When someone sits with me for their portrait, we chat about life. I aim to capture their true essence so that we both feel seen and heard. It builds such a strong sense of human connection. I am getting more of this kind of work now, thanks in large part to social media.
Late last month, Isorine Marc DM’ed me on Instagram. One or more of my illustrations had flashed by in her feed. Just when I thought social media had become this irreparable pit of despair, something wonderful and constructive happens proving that true connection can still happen. And it will happen again, despite all.
Isorine is the founder and Executive and Artistic Director of Jamii Esplanade (Jamii is Swahili for “community”), a charitable organization that produces free and accessible arts programming for the residents of Toronto’s St. Lawrence neighbourhood. Isorine is always looking for ways to bring together Torontonians from diverse backgrounds and income levels, and art is the glue. She and her team believe that offering free access to and engagement opportunities in the arts contributes to a more cohesive, united and supportive community where intercultural understanding prevails and economical disparity does not build walls between families. Nor does age or intellectual ability. At Jamii events, people with special needs as well as seniors feel as engaged and connected as kids and parents and everyone, young and old, comes with an open heart.

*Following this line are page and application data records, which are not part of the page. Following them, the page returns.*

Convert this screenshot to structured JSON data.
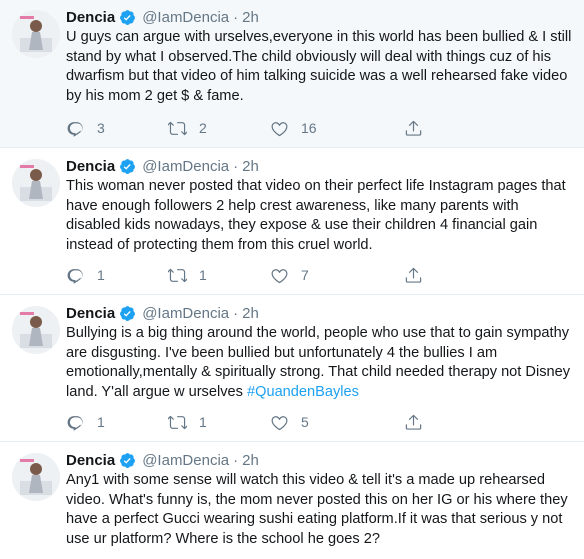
{
  "tweets": [
    {
      "name": "Dencia",
      "handle": "@IamDencia",
      "dot": "·",
      "time": "2h",
      "text": "U guys can argue with urselves,everyone in this world has been bullied & I still stand by what I observed.The child obviously will deal with things cuz of his dwarfism but that video of him talking suicide was a well rehearsed fake video by his mom 2 get $ & fame.",
      "hashtag": "",
      "replies": "3",
      "retweets": "2",
      "likes": "16"
    },
    {
      "name": "Dencia",
      "handle": "@IamDencia",
      "dot": "·",
      "time": "2h",
      "text": "This woman never posted that video on their perfect life Instagram pages that have enough followers 2 help crest awareness, like many parents with disabled kids nowadays, they expose & use their children 4 financial gain instead of protecting them from this cruel world.",
      "hashtag": "",
      "replies": "1",
      "retweets": "1",
      "likes": "7"
    },
    {
      "name": "Dencia",
      "handle": "@IamDencia",
      "dot": "·",
      "time": "2h",
      "text": "Bullying is a big thing around the world, people who use that to gain sympathy are disgusting. I've been bullied but unfortunately 4 the bullies I am emotionally,mentally & spiritually strong. That child needed therapy not Disney land. Y'all argue w urselves ",
      "hashtag": "#QuandenBayles",
      "replies": "1",
      "retweets": "1",
      "likes": "5"
    },
    {
      "name": "Dencia",
      "handle": "@IamDencia",
      "dot": "·",
      "time": "2h",
      "text": "Any1 with some sense will watch this video & tell it's a made up rehearsed video. What's funny is, the mom never posted this on her IG or his where they have a perfect Gucci wearing sushi eating platform.If it was that serious y not use ur platform? Where is the school he goes 2?",
      "hashtag": ""
    }
  ],
  "colors": {
    "accent": "#1da1f2",
    "muted": "#657786",
    "text": "#14171a",
    "highlight_bg": "#f5f8fa",
    "divider": "#e6ecf0"
  },
  "icons": [
    "avatar-image",
    "verified-badge-icon",
    "reply-icon",
    "retweet-icon",
    "like-icon",
    "share-icon"
  ]
}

I got to be a part of this vision this week. Isorine (pictured above holding her daughter) invited me to participate in Multicultural Day on The Esplanade last Thursday in David Crombie Park. When passers-by caught a break from the sun under our cool tent, Alicia Herbert, Andrew Patterson (@visiblenoise) and I drew them! As our pens and brushes were flying across the page, each model was treated to a story or a song from a rotating line-up of amazing talent: Iman Abdul Razzak on violin (Bach anyone?) and Valérie Descheneux on accordion and violin )Edith Piaf, watch out)! When Djennie Laguerre took to the stage, she mesmerized us with her movements and winding stories in French and English. Meanwhile, Indrit Kasapi scared the heck out of us with his Albanian folk tales (his roars could be heard across the park). Jim Adams took us across time and space with his beautiful broad narratives from Anishinaabe folklore. Half the time I had little kids leaning into my left side while I drew with my right arm. They took turns asking, “Which pen are you going to use next?” I let them choose. Here are some shots from the day and from the Canada Day Picnic and Parade that took place a few days later in St. James Park. We had so much fun we said, “Let’s work together again.”
I tried painting on the ground, but scrapped that after a while. Photo by Theatre Francais de Toronto.
June 25, 2019
If you are near Crombie Park this Thursday, June 27, please come and say hi. I’ll be working as one of the artists at Jamii Esplanade’s Multicultural Day, along with Andrew Patterson and Alicia Herbert. There will be live performances by dancers, musicians and poets from around the world.
Stroll by Jarvis and Esplanade between 11am and 1pm, and 4pm and 7pm and get your portrait done while a musician, poet or dancer serenades you.
By having the three of us create portraits of you, the festival hopes to explore our own and other people’s perceptions and interpretations of “self”, all the while embarking on a journey through childhood memories and culture revival.
Poster artwork: @visiblenoise
With the support of Canada Council for the Arts and Canadian Heritage.